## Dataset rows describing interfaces
┌──
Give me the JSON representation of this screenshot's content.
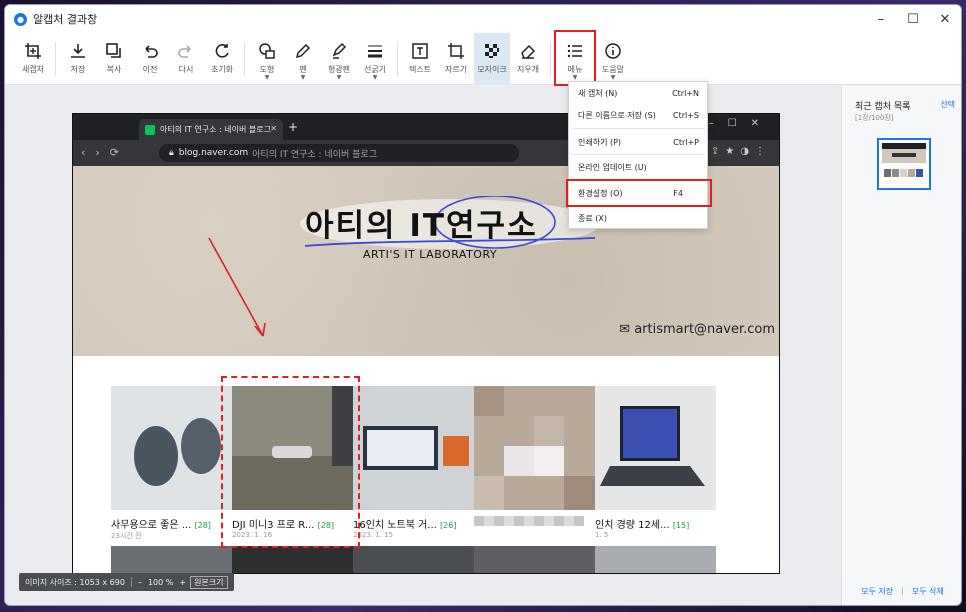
{
  "window": {
    "title": "알캡처 결과창",
    "controls": [
      "–",
      "☐",
      "✕"
    ]
  },
  "toolbar": {
    "tools": [
      {
        "id": "new-capture",
        "label": "새캡처"
      },
      {
        "id": "save",
        "label": "저장"
      },
      {
        "id": "copy",
        "label": "복사"
      },
      {
        "id": "undo",
        "label": "이전"
      },
      {
        "id": "redo",
        "label": "다시"
      },
      {
        "id": "reset",
        "label": "초기화"
      },
      {
        "id": "shape",
        "label": "도형"
      },
      {
        "id": "pen",
        "label": "펜"
      },
      {
        "id": "highlighter",
        "label": "형광펜"
      },
      {
        "id": "line-thickness",
        "label": "선굵기"
      },
      {
        "id": "text",
        "label": "텍스트"
      },
      {
        "id": "crop",
        "label": "자르기"
      },
      {
        "id": "mosaic",
        "label": "모자이크"
      },
      {
        "id": "eraser",
        "label": "지우개"
      },
      {
        "id": "menu",
        "label": "메뉴"
      },
      {
        "id": "help",
        "label": "도움말"
      }
    ]
  },
  "menu": {
    "items": [
      {
        "label": "새 캡처 (N)",
        "shortcut": "Ctrl+N"
      },
      {
        "label": "다른 이름으로 저장 (S)",
        "shortcut": "Ctrl+S"
      },
      {
        "label": "인쇄하기 (P)",
        "shortcut": "Ctrl+P"
      },
      {
        "label": "온라인 업데이트 (U)",
        "shortcut": ""
      },
      {
        "label": "환경설정 (O)",
        "shortcut": "F4"
      },
      {
        "label": "종료 (X)",
        "shortcut": ""
      }
    ]
  },
  "captured": {
    "tab_title": "아티의 IT 연구소 : 네이버 블로그",
    "url_host": "blog.naver.com",
    "url_rest": "아티의 IT 연구소 : 네이버 블로그",
    "brand_title": "아티의 IT연구소",
    "brand_subtitle": "ARTI'S IT LABORATORY",
    "email": "artismart@naver.com",
    "posts": [
      {
        "caption": "사무용으로 좋은 ...",
        "count": "[28]",
        "date": "23시간 전"
      },
      {
        "caption": "DJI 미니3 프로 R...",
        "count": "[28]",
        "date": "2023. 1. 16"
      },
      {
        "caption": "16인치 노트북 거...",
        "count": "[26]",
        "date": "2023. 1. 15"
      },
      {
        "caption": "",
        "count": "",
        "date": ""
      },
      {
        "caption": "인치 경량 12세...",
        "count": "[15]",
        "date": "1. 5"
      }
    ]
  },
  "statusbar": {
    "image_size": "이미지 사이즈 : 1053 x 690",
    "zoom_minus": "–",
    "zoom": "100 %",
    "zoom_plus": "+",
    "fit": "원본크기"
  },
  "sidepanel": {
    "title": "최근 캡처 목록",
    "select": "선택",
    "count": "[1장/100장]",
    "save_all": "모두 저장",
    "delete_all": "모두 삭제"
  },
  "colors": {
    "accent": "#1b74e4",
    "annotation_red": "#e02020",
    "naver_green": "#03c75a"
  }
}
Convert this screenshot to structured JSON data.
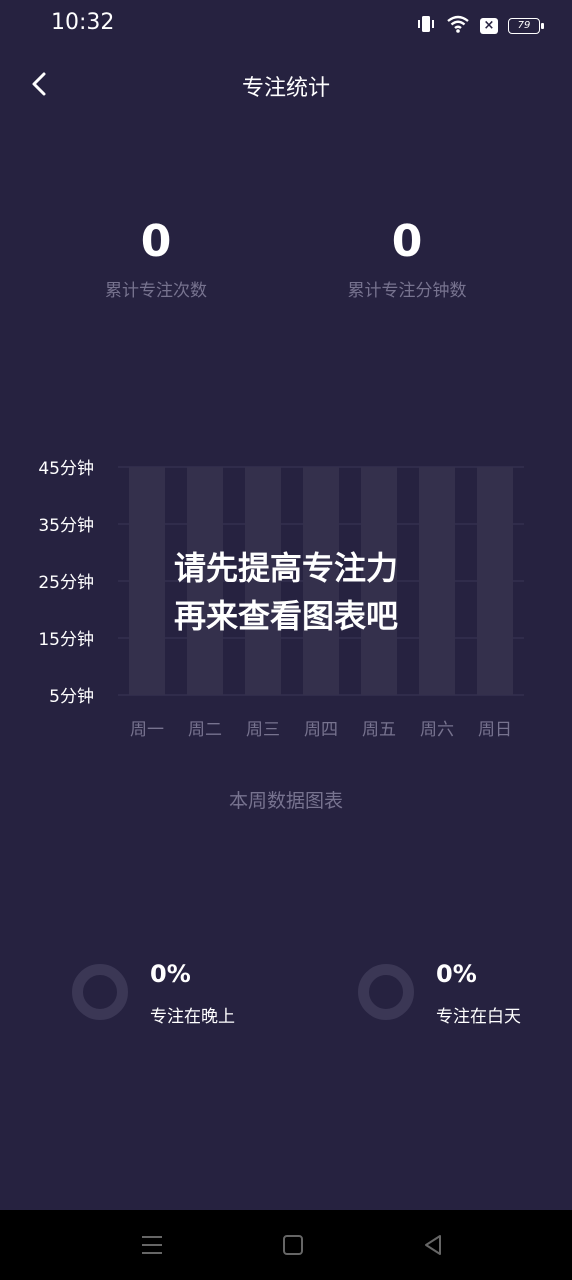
{
  "status_bar": {
    "time": "10:32",
    "battery_level": "79",
    "icons": [
      "vibrate-icon",
      "wifi-icon",
      "notification-x-icon",
      "battery-icon"
    ]
  },
  "header": {
    "title": "专注统计",
    "back_icon": "chevron-left-icon"
  },
  "stats": {
    "total_sessions_value": "0",
    "total_sessions_label": "累计专注次数",
    "total_minutes_value": "0",
    "total_minutes_label": "累计专注分钟数"
  },
  "chart_data": {
    "type": "bar",
    "categories": [
      "周一",
      "周二",
      "周三",
      "周四",
      "周五",
      "周六",
      "周日"
    ],
    "values": [
      0,
      0,
      0,
      0,
      0,
      0,
      0
    ],
    "y_tick_labels": [
      "45分钟",
      "35分钟",
      "25分钟",
      "15分钟",
      "5分钟"
    ],
    "ylim": [
      5,
      45
    ],
    "overlay_message_line1": "请先提高专注力",
    "overlay_message_line2": "再来查看图表吧",
    "grid": true
  },
  "chart_caption": "本周数据图表",
  "distribution": {
    "night_percent": "0%",
    "night_label": "专注在晚上",
    "day_percent": "0%",
    "day_label": "专注在白天"
  },
  "colors": {
    "background": "#262240",
    "bar_placeholder": "#34304c",
    "muted_text": "#77738f",
    "donut_track": "#3b3755"
  },
  "system_nav": {
    "icons": [
      "menu-icon",
      "home-icon",
      "back-triangle-icon"
    ]
  }
}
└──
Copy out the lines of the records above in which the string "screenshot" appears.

Give me the JSON representation of this screenshot's content.
Convert this screenshot to structured JSON data.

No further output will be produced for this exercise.